══ MATERIAL FOR THIS EXERCISE ══

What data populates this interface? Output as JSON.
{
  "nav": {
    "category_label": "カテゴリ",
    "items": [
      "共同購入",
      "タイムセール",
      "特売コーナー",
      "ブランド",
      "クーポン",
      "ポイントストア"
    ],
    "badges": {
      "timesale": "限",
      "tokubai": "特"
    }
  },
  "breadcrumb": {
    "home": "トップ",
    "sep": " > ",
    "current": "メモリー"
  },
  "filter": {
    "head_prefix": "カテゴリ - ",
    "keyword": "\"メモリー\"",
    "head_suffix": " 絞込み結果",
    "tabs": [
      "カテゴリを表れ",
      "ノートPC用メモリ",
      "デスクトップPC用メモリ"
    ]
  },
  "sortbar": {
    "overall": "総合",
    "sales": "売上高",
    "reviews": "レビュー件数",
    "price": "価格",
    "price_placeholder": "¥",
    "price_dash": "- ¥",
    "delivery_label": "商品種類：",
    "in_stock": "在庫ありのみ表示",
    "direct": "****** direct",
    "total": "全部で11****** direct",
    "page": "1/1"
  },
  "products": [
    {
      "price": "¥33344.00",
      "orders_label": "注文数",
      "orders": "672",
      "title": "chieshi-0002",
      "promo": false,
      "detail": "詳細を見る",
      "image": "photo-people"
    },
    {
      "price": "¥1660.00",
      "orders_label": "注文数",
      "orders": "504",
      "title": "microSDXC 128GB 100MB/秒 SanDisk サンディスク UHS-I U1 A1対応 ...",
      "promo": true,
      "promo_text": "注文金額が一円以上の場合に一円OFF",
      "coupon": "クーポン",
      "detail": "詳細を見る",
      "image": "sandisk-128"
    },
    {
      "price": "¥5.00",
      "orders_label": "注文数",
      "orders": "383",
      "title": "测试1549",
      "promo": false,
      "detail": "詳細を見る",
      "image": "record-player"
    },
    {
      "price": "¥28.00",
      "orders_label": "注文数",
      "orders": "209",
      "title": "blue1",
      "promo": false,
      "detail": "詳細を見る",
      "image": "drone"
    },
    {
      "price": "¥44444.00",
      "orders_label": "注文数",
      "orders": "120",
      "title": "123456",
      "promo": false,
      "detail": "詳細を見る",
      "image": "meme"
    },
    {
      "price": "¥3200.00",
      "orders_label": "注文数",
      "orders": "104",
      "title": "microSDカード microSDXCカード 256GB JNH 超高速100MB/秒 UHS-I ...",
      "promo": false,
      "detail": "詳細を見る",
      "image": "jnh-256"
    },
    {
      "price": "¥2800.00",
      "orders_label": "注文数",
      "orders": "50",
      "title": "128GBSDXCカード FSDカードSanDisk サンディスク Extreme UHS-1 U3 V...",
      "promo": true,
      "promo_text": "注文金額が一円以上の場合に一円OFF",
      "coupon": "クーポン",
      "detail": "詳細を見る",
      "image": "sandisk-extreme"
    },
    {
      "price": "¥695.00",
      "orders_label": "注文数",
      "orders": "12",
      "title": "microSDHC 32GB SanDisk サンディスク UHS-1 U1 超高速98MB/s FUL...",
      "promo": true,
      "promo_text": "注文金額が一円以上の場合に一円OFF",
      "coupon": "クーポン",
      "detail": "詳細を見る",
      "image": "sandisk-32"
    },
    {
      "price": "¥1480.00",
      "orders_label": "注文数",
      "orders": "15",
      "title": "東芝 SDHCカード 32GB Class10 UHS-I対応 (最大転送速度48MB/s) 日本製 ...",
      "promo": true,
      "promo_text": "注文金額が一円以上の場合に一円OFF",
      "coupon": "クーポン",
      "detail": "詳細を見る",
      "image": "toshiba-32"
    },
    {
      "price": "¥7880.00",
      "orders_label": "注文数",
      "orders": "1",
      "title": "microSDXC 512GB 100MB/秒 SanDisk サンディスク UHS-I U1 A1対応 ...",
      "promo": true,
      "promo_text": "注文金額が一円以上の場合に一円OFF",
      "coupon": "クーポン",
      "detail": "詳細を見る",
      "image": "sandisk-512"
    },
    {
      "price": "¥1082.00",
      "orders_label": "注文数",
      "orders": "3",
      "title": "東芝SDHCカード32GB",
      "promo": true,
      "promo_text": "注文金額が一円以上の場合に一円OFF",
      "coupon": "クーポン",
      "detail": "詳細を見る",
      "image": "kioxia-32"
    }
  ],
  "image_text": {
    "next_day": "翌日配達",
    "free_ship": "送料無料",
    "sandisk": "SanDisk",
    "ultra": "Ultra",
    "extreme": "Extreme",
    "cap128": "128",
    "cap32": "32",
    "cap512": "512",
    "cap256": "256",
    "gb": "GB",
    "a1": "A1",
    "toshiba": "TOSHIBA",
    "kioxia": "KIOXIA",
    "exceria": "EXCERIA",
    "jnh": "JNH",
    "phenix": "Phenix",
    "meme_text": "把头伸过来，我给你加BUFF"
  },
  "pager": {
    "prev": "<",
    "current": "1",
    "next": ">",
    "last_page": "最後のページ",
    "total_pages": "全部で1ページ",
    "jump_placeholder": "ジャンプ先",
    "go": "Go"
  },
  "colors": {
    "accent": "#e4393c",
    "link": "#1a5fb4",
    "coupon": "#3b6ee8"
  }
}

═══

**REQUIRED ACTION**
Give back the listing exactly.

**TASK ANSWER**
What data populates this interface? Output as JSON.
{
  "nav": {
    "category_label": "カテゴリ",
    "items": [
      "共同購入",
      "タイムセール",
      "特売コーナー",
      "ブランド",
      "クーポン",
      "ポイントストア"
    ],
    "badges": {
      "timesale": "限",
      "tokubai": "特"
    }
  },
  "breadcrumb": {
    "home": "トップ",
    "sep": " > ",
    "current": "メモリー"
  },
  "filter": {
    "head_prefix": "カテゴリ - ",
    "keyword": "\"メモリー\"",
    "head_suffix": " 絞込み結果",
    "tabs": [
      "カテゴリを表れ",
      "ノートPC用メモリ",
      "デスクトップPC用メモリ"
    ]
  },
  "sortbar": {
    "overall": "総合",
    "sales": "売上高",
    "reviews": "レビュー件数",
    "price": "価格",
    "price_placeholder": "¥",
    "price_dash": "- ¥",
    "delivery_label": "商品種類：",
    "in_stock": "在庫ありのみ表示",
    "direct": "****** direct",
    "total": "全部で11****** direct",
    "page": "1/1"
  },
  "products": [
    {
      "price": "¥33344.00",
      "orders_label": "注文数",
      "orders": "672",
      "title": "chieshi-0002",
      "promo": false,
      "detail": "詳細を見る",
      "image": "photo-people"
    },
    {
      "price": "¥1660.00",
      "orders_label": "注文数",
      "orders": "504",
      "title": "microSDXC 128GB 100MB/秒 SanDisk サンディスク UHS-I U1 A1対応 ...",
      "promo": true,
      "promo_text": "注文金額が一円以上の場合に一円OFF",
      "coupon": "クーポン",
      "detail": "詳細を見る",
      "image": "sandisk-128"
    },
    {
      "price": "¥5.00",
      "orders_label": "注文数",
      "orders": "383",
      "title": "测试1549",
      "promo": false,
      "detail": "詳細を見る",
      "image": "record-player"
    },
    {
      "price": "¥28.00",
      "orders_label": "注文数",
      "orders": "209",
      "title": "blue1",
      "promo": false,
      "detail": "詳細を見る",
      "image": "drone"
    },
    {
      "price": "¥44444.00",
      "orders_label": "注文数",
      "orders": "120",
      "title": "123456",
      "promo": false,
      "detail": "詳細を見る",
      "image": "meme"
    },
    {
      "price": "¥3200.00",
      "orders_label": "注文数",
      "orders": "104",
      "title": "microSDカード microSDXCカード 256GB JNH 超高速100MB/秒 UHS-I ...",
      "promo": false,
      "detail": "詳細を見る",
      "image": "jnh-256"
    },
    {
      "price": "¥2800.00",
      "orders_label": "注文数",
      "orders": "50",
      "title": "128GBSDXCカード FSDカードSanDisk サンディスク Extreme UHS-1 U3 V...",
      "promo": true,
      "promo_text": "注文金額が一円以上の場合に一円OFF",
      "coupon": "クーポン",
      "detail": "詳細を見る",
      "image": "sandisk-extreme"
    },
    {
      "price": "¥695.00",
      "orders_label": "注文数",
      "orders": "12",
      "title": "microSDHC 32GB SanDisk サンディスク UHS-1 U1 超高速98MB/s FUL...",
      "promo": true,
      "promo_text": "注文金額が一円以上の場合に一円OFF",
      "coupon": "クーポン",
      "detail": "詳細を見る",
      "image": "sandisk-32"
    },
    {
      "price": "¥1480.00",
      "orders_label": "注文数",
      "orders": "15",
      "title": "東芝 SDHCカード 32GB Class10 UHS-I対応 (最大転送速度48MB/s) 日本製 ...",
      "promo": true,
      "promo_text": "注文金額が一円以上の場合に一円OFF",
      "coupon": "クーポン",
      "detail": "詳細を見る",
      "image": "toshiba-32"
    },
    {
      "price": "¥7880.00",
      "orders_label": "注文数",
      "orders": "1",
      "title": "microSDXC 512GB 100MB/秒 SanDisk サンディスク UHS-I U1 A1対応 ...",
      "promo": true,
      "promo_text": "注文金額が一円以上の場合に一円OFF",
      "coupon": "クーポン",
      "detail": "詳細を見る",
      "image": "sandisk-512"
    },
    {
      "price": "¥1082.00",
      "orders_label": "注文数",
      "orders": "3",
      "title": "東芝SDHCカード32GB",
      "promo": true,
      "promo_text": "注文金額が一円以上の場合に一円OFF",
      "coupon": "クーポン",
      "detail": "詳細を見る",
      "image": "kioxia-32"
    }
  ],
  "image_text": {
    "next_day": "翌日配達",
    "free_ship": "送料無料",
    "sandisk": "SanDisk",
    "ultra": "Ultra",
    "extreme": "Extreme",
    "cap128": "128",
    "cap32": "32",
    "cap512": "512",
    "cap256": "256",
    "gb": "GB",
    "a1": "A1",
    "toshiba": "TOSHIBA",
    "kioxia": "KIOXIA",
    "exceria": "EXCERIA",
    "jnh": "JNH",
    "phenix": "Phenix",
    "meme_text": "把头伸过来，我给你加BUFF"
  },
  "pager": {
    "prev": "<",
    "current": "1",
    "next": ">",
    "last_page": "最後のページ",
    "total_pages": "全部で1ページ",
    "jump_placeholder": "ジャンプ先",
    "go": "Go"
  },
  "colors": {
    "accent": "#e4393c",
    "link": "#1a5fb4",
    "coupon": "#3b6ee8"
  }
}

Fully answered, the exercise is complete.